-- WORK TO COMPLETE --
Check every line of the entries for the string "Publish" and return the ones that contain it.

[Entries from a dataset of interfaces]
[Start of Attachment]
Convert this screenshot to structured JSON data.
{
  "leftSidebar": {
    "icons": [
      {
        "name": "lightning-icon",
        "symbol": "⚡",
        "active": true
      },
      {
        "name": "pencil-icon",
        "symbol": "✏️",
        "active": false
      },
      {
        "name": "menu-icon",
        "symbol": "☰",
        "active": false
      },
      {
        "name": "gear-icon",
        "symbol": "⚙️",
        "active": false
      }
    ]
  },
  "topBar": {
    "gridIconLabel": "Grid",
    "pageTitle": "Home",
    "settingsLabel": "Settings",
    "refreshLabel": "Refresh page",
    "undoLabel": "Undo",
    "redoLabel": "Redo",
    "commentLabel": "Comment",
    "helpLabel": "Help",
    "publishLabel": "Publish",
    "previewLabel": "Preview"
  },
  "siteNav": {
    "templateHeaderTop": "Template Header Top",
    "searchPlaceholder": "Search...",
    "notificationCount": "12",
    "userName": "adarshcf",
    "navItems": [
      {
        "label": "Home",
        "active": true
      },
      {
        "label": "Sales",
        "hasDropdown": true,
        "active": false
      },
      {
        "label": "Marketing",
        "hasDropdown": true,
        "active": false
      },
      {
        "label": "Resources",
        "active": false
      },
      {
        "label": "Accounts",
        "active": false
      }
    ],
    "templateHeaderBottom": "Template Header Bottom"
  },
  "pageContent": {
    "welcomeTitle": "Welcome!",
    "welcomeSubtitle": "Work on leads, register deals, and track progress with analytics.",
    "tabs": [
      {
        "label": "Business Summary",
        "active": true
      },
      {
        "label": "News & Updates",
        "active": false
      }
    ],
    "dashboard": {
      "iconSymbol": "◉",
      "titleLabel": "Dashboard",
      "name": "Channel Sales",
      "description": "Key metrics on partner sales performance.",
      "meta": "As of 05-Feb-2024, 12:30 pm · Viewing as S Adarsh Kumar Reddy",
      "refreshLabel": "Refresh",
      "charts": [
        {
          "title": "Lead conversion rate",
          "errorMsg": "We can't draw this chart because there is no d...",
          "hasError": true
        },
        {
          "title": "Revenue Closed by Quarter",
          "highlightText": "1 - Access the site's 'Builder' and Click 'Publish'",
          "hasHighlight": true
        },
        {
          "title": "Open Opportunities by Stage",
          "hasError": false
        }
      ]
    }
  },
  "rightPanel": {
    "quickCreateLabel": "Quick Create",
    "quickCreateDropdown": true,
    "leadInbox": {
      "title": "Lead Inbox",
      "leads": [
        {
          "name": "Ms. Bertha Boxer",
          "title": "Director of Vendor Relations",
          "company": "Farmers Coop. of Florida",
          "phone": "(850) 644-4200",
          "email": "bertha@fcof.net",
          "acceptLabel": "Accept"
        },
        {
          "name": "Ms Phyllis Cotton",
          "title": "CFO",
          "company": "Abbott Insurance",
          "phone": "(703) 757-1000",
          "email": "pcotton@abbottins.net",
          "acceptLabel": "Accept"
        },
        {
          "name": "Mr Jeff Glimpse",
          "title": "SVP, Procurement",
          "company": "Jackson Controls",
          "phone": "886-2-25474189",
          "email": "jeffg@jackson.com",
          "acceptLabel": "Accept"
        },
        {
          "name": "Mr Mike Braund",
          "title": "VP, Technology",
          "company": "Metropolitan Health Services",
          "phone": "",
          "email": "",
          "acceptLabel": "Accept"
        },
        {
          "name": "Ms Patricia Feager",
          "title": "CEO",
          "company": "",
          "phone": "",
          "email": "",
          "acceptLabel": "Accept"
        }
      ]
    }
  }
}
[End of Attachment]
-- ANSWER SPACE --
    "publishLabel": "Publish",
          "highlightText": "1 - Access the site's 'Builder' and Click 'Publish'",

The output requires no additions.